■ What you should do:
Please return every line from the entries that has the string "address" in it.

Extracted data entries
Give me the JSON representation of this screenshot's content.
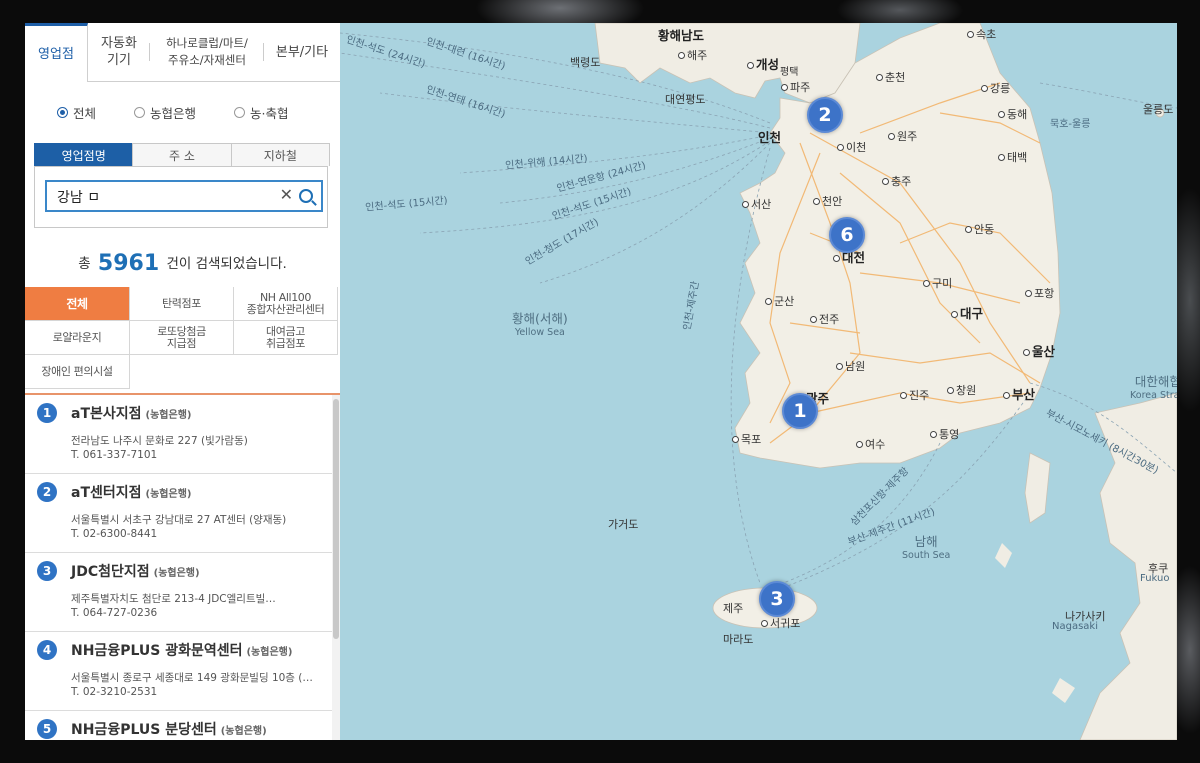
{
  "tabs": [
    {
      "label": "영업점",
      "active": true
    },
    {
      "label": "자동화\n기기",
      "active": false
    },
    {
      "label": "하나로클럽/마트/\n주유소/자재센터",
      "active": false
    },
    {
      "label": "본부/기타",
      "active": false
    }
  ],
  "radios": [
    {
      "label": "전체",
      "checked": true
    },
    {
      "label": "농협은행",
      "checked": false
    },
    {
      "label": "농·축협",
      "checked": false
    }
  ],
  "search_tabs": [
    {
      "label": "영업점명",
      "active": true
    },
    {
      "label": "주 소",
      "active": false
    },
    {
      "label": "지하철",
      "active": false
    }
  ],
  "search": {
    "value": "강남 ㅁ",
    "clear_glyph": "✕"
  },
  "result": {
    "prefix": "총",
    "count": "5961",
    "suffix": "건이 검색되었습니다."
  },
  "filters": [
    {
      "label": "전체",
      "active": true
    },
    {
      "label": "탄력점포",
      "active": false
    },
    {
      "label": "NH All100\n종합자산관리센터",
      "active": false
    },
    {
      "label": "로얄라운지",
      "active": false
    },
    {
      "label": "로또당첨금\n지급점",
      "active": false
    },
    {
      "label": "대여금고\n취급점포",
      "active": false
    },
    {
      "label": "장애인 편의시설",
      "active": false
    }
  ],
  "results": [
    {
      "num": "1",
      "name": "aT본사지점",
      "type": "(농협은행)",
      "address": "전라남도 나주시 문화로 227 (빛가람동)",
      "tel": "T. 061-337-7101"
    },
    {
      "num": "2",
      "name": "aT센터지점",
      "type": "(농협은행)",
      "address": "서울특별시 서초구 강남대로 27 AT센터 (양재동)",
      "tel": "T. 02-6300-8441"
    },
    {
      "num": "3",
      "name": "JDC첨단지점",
      "type": "(농협은행)",
      "address": "제주특별자치도 첨단로 213-4 JDC엘리트빌…",
      "tel": "T. 064-727-0236"
    },
    {
      "num": "4",
      "name": "NH금융PLUS 광화문역센터",
      "type": "(농협은행)",
      "address": "서울특별시 종로구 세종대로 149 광화문빌딩 10층 (…",
      "tel": "T. 02-3210-2531"
    },
    {
      "num": "5",
      "name": "NH금융PLUS 분당센터",
      "type": "(농협은행)",
      "address": "",
      "tel": ""
    }
  ],
  "map": {
    "markers": [
      "2",
      "6",
      "1",
      "3"
    ],
    "cities": [
      "황해남도",
      "해주",
      "개성",
      "파주",
      "춘천",
      "강릉",
      "동해",
      "속초",
      "인천",
      "원주",
      "이천",
      "태백",
      "충주",
      "천안",
      "서산",
      "대전",
      "안동",
      "구미",
      "포항",
      "군산",
      "대구",
      "전주",
      "울산",
      "남원",
      "창원",
      "부산",
      "광주",
      "진주",
      "통영",
      "목포",
      "여수",
      "제주",
      "서귀포",
      "평택",
      "백령도",
      "대연평도",
      "가거도",
      "마라도",
      "울릉도",
      "나가사키",
      "후쿠"
    ],
    "seas": [
      {
        "name": "황해(서해)",
        "en": "Yellow Sea"
      },
      {
        "name": "남해",
        "en": "South Sea"
      },
      {
        "name": "대한해협",
        "en": "Korea Strait"
      }
    ],
    "routes": [
      "인천-대련 (16시간)",
      "인천-석도 (24시간)",
      "인천-연태 (16시간)",
      "인천-위해 (14시간)",
      "인천-연운항 (24시간)",
      "인천-석도 (15시간)",
      "인천-청도 (17시간)",
      "인천-제주간",
      "묵호-울릉",
      "부산-시모노세키 (8시간30분)",
      "삼천포신항-제주항",
      "부산-제주간 (11시간)",
      "Nagasaki",
      "Fukuo"
    ]
  },
  "colors": {
    "accent": "#1e5fa8",
    "filter_active": "#ef7d42",
    "marker": "#3d73c8",
    "sea": "#aad3df",
    "land": "#f2efe6"
  }
}
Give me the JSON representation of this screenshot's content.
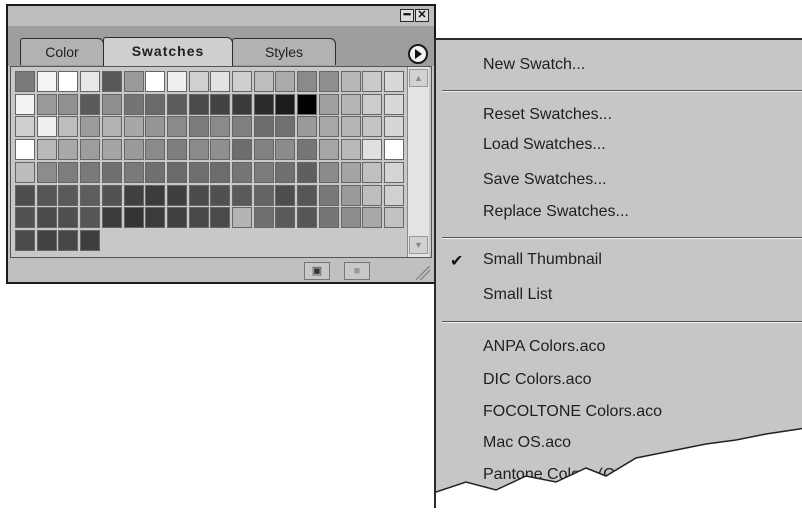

■ Response:
      "address": "전라남도 나주시 문화로 227 (빛가람동)",
      "address": "서울특별시 서초구 강남대로 27 AT센터 (양재동)",
      "address": "제주특별자치도 첨단로 213-4 JDC엘리트빌…",
      "address": "서울특별시 종로구 세종대로 149 광화문빌딩 10층 (…",
      "address": "",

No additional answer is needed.